A Proverbial Problem
Why all the proverbs about keeping thoughts to ourselves? They're so well known, a parlor game could be built around them. Two teams, two pads, and 30 seconds—go! “Loose lips sink ships.” “Better to remain silent and be thought a fool than to speak and remove all doubt.” “Discretion is the better part of valor.” “Don’t spill the beans.” “Think before you speak.” “Still waters run deep.” “If you can’t say something nice, say nothing at all.” “Don’t talk out of school.” And a personal favorite, “Take something to your grave!”
With all these mottos on the loose, one might expect far less loose talk. But, oh my, how we love to talk! We tell on us, each other, friends and neighbors, and even people we’ll never know—celebrities and acquaintances twice removed and random strangers whose compulsive talk invites us to repeat what we overhear. We buy magazines and surf Websites for more to talk about. We watch mean-spirited TV attorneys speculate wildly about alleged criminals and victims. In today’s chatterbox culture, anyone is fair game and loose talk is only offensive if we’re the subjects. That alone should teach us to mind what we say. But we don’t quite connect being talked about and talking about others. Wags coin proverbs about talking too much because too much talk is—literally—a proverbial problem.
According to Solomon, there are times for discretion and times for discussion. As much as what we say, when we say it reveals more about us than those we talk about. Our comments float into the ether, leaving impressions behind: Mary’s a gossip. Martin’s a braggart. Meg’s a critic. Ryan exaggerates. Though we preface observations with disclaimers, if our audience is too inexperienced or impressionable to acknowledge our sincerity, it’s the wrong time to speak. In Romans 14.15 and 16, Paul explains why ignoring perceptions harms others and us: “If your brother is distressed because of what you eat, you are no longer acting in love. Do not by your eating destroy your brother for whom Christ died. Do not allow what you consider good to be spoken of as evil.” Being strong enough to speak honestly doesn’t override considering our audience. “The ear tests words as the tongue tastes meat,” Job 34.3 says. The ears our words fall on decide the right and wrong in what we say. Putting listeners first disables the compulsion to show off how smart we are and how much we know. It informs us whether it’s time to keep silent or time to speak.

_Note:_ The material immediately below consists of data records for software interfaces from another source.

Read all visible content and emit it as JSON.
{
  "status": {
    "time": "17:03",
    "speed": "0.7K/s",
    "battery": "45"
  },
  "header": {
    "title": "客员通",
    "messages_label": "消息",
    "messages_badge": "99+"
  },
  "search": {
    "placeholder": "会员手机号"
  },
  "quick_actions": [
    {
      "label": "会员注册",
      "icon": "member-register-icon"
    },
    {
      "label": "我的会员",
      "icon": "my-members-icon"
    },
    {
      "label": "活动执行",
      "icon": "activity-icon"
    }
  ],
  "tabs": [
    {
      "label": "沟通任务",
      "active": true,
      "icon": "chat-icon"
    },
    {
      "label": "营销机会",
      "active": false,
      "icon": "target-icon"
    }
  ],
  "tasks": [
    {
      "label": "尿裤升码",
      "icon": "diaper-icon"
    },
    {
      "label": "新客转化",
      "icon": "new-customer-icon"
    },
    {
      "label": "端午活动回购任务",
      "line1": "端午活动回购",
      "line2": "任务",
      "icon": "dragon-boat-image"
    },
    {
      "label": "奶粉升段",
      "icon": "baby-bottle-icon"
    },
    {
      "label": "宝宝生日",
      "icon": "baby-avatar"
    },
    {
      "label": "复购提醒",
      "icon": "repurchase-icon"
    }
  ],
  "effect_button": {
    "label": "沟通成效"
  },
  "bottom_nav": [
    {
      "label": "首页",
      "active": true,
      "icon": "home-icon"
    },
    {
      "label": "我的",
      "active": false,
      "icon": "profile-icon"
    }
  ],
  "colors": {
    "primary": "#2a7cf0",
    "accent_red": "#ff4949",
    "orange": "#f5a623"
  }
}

Political correctness does us a grave disservice by shifting attention from things we say to how we say them. But swapping older, belittling epithets for newer, “appropriate” ones doesn’t change what they mean. It just ties a fresher ribbon around the same scorn and hatred the old phrases expressed. For instance, a person with an IQ below 70 is clinically retarded. As we know, the classification seeped into usage decades ago as a general insult having nothing to do with mental ability. Teaching our children to refer to retarded people as “special” or “challenged” only allays our guilt for abusing the terminology when we were young. Before today ends, hundreds of kids will use “special” and “challenged” disparagingly, meaning exactly what we meant by “retarded.” Nothing’s changed. It’s not a matter of “inappropriate,” but unacceptable. Until political correctness takes that on, it’s no more correct than what it pretends to replace.
Spiritual correctness, on the other hand, focuses exclusively on what’s acceptable by measuring what we say, how we say it, and when it’s said by God’s standards. This is why David prays, “May the words of my mouth and the meditation of my heart be pleasing in your sight, O LORD.” (Psalm 19.14) It’s why Jesus chastises Pharisees who malign Him, saying, “You brood of vipers, how can you who are evil say anything good? For out of the overflow of the heart the mouth speaks.” (Matthew 12.34) It’s why Paul advises Timothy to “set an example for the believers in speech, in life, in love, in faith, and in purity.” (1 Timothy 4.12) Spiritual correctness fixes our thoughts first, so what, how, and when we speak is acceptable to God. And if He’s pleased, we can be confident we’re saying the right things when it’s time to speak and keeping our thoughts to ourselves when it’s time to be silent.
Attempting to scripturally justify this would stretch credulity past all limits. Nonetheless, I can't resist. Dianne Wiest and John Cusack in Woody Allen's Bullets Over Broadway: "Don't Speak!"
(Tomorrow: One in Ten)